(GOAL OF THE EXERCISE):
Return the entire listing, character for character.

(PROVIDED ENTRIES):
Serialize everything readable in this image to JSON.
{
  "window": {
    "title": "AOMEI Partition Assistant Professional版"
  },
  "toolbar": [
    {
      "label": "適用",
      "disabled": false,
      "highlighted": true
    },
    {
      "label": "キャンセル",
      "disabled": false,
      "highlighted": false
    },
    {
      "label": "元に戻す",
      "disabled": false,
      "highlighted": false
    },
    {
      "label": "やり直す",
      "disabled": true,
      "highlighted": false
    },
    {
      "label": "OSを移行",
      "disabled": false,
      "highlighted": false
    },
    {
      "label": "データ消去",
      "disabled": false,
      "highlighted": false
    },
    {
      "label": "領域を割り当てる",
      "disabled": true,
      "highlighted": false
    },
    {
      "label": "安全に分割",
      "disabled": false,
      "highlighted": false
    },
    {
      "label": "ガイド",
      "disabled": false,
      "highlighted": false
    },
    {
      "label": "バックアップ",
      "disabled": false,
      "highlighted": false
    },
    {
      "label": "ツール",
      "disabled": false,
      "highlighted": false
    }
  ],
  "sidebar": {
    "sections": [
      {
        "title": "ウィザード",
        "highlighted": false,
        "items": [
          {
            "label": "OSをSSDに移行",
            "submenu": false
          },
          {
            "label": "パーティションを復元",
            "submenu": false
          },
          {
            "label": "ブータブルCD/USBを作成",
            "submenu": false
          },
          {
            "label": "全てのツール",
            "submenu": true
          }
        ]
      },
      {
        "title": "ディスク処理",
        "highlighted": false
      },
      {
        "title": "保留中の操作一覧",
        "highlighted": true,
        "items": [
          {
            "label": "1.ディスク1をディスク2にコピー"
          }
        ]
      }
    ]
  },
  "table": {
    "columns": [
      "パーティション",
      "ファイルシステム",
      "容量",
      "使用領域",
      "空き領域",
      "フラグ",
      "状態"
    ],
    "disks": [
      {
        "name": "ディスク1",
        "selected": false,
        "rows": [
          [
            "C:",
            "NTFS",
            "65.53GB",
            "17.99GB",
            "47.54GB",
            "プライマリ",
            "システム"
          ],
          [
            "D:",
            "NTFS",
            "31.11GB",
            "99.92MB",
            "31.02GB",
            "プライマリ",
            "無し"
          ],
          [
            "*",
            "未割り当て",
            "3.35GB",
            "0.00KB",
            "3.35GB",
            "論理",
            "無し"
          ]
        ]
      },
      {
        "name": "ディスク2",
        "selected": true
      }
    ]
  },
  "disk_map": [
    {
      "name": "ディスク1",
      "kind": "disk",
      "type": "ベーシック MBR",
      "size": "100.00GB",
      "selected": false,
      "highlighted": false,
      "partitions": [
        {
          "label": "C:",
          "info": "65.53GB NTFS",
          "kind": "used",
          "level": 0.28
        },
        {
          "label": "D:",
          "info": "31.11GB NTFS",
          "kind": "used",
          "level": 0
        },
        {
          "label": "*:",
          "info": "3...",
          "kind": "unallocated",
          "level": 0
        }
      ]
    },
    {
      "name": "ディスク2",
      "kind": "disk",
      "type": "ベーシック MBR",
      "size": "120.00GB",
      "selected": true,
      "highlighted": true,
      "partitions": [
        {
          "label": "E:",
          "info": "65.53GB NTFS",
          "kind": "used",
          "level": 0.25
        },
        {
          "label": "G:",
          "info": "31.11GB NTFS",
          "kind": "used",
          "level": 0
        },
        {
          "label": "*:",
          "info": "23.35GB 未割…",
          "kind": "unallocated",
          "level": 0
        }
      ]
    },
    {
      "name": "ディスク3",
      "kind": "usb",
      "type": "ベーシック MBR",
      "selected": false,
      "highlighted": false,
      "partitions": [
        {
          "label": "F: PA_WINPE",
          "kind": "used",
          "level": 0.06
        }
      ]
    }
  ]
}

(OUTPUT OF THE EXERCISE):
Serialize everything readable in this image to JSON.
{
  "window": {
    "title": "AOMEI Partition Assistant Professional版"
  },
  "toolbar": [
    {
      "label": "適用",
      "disabled": false,
      "highlighted": true
    },
    {
      "label": "キャンセル",
      "disabled": false,
      "highlighted": false
    },
    {
      "label": "元に戻す",
      "disabled": false,
      "highlighted": false
    },
    {
      "label": "やり直す",
      "disabled": true,
      "highlighted": false
    },
    {
      "label": "OSを移行",
      "disabled": false,
      "highlighted": false
    },
    {
      "label": "データ消去",
      "disabled": false,
      "highlighted": false
    },
    {
      "label": "領域を割り当てる",
      "disabled": true,
      "highlighted": false
    },
    {
      "label": "安全に分割",
      "disabled": false,
      "highlighted": false
    },
    {
      "label": "ガイド",
      "disabled": false,
      "highlighted": false
    },
    {
      "label": "バックアップ",
      "disabled": false,
      "highlighted": false
    },
    {
      "label": "ツール",
      "disabled": false,
      "highlighted": false
    }
  ],
  "sidebar": {
    "sections": [
      {
        "title": "ウィザード",
        "highlighted": false,
        "items": [
          {
            "label": "OSをSSDに移行",
            "submenu": false
          },
          {
            "label": "パーティションを復元",
            "submenu": false
          },
          {
            "label": "ブータブルCD/USBを作成",
            "submenu": false
          },
          {
            "label": "全てのツール",
            "submenu": true
          }
        ]
      },
      {
        "title": "ディスク処理",
        "highlighted": false
      },
      {
        "title": "保留中の操作一覧",
        "highlighted": true,
        "items": [
          {
            "label": "1.ディスク1をディスク2にコピー"
          }
        ]
      }
    ]
  },
  "table": {
    "columns": [
      "パーティション",
      "ファイルシステム",
      "容量",
      "使用領域",
      "空き領域",
      "フラグ",
      "状態"
    ],
    "disks": [
      {
        "name": "ディスク1",
        "selected": false,
        "rows": [
          [
            "C:",
            "NTFS",
            "65.53GB",
            "17.99GB",
            "47.54GB",
            "プライマリ",
            "システム"
          ],
          [
            "D:",
            "NTFS",
            "31.11GB",
            "99.92MB",
            "31.02GB",
            "プライマリ",
            "無し"
          ],
          [
            "*",
            "未割り当て",
            "3.35GB",
            "0.00KB",
            "3.35GB",
            "論理",
            "無し"
          ]
        ]
      },
      {
        "name": "ディスク2",
        "selected": true
      }
    ]
  },
  "disk_map": [
    {
      "name": "ディスク1",
      "kind": "disk",
      "type": "ベーシック MBR",
      "size": "100.00GB",
      "selected": false,
      "highlighted": false,
      "partitions": [
        {
          "label": "C:",
          "info": "65.53GB NTFS",
          "kind": "used",
          "level": 0.28
        },
        {
          "label": "D:",
          "info": "31.11GB NTFS",
          "kind": "used",
          "level": 0
        },
        {
          "label": "*:",
          "info": "3...",
          "kind": "unallocated",
          "level": 0
        }
      ]
    },
    {
      "name": "ディスク2",
      "kind": "disk",
      "type": "ベーシック MBR",
      "size": "120.00GB",
      "selected": true,
      "highlighted": true,
      "partitions": [
        {
          "label": "E:",
          "info": "65.53GB NTFS",
          "kind": "used",
          "level": 0.25
        },
        {
          "label": "G:",
          "info": "31.11GB NTFS",
          "kind": "used",
          "level": 0
        },
        {
          "label": "*:",
          "info": "23.35GB 未割…",
          "kind": "unallocated",
          "level": 0
        }
      ]
    },
    {
      "name": "ディスク3",
      "kind": "usb",
      "type": "ベーシック MBR",
      "selected": false,
      "highlighted": false,
      "partitions": [
        {
          "label": "F: PA_WINPE",
          "kind": "used",
          "level": 0.06
        }
      ]
    }
  ]
}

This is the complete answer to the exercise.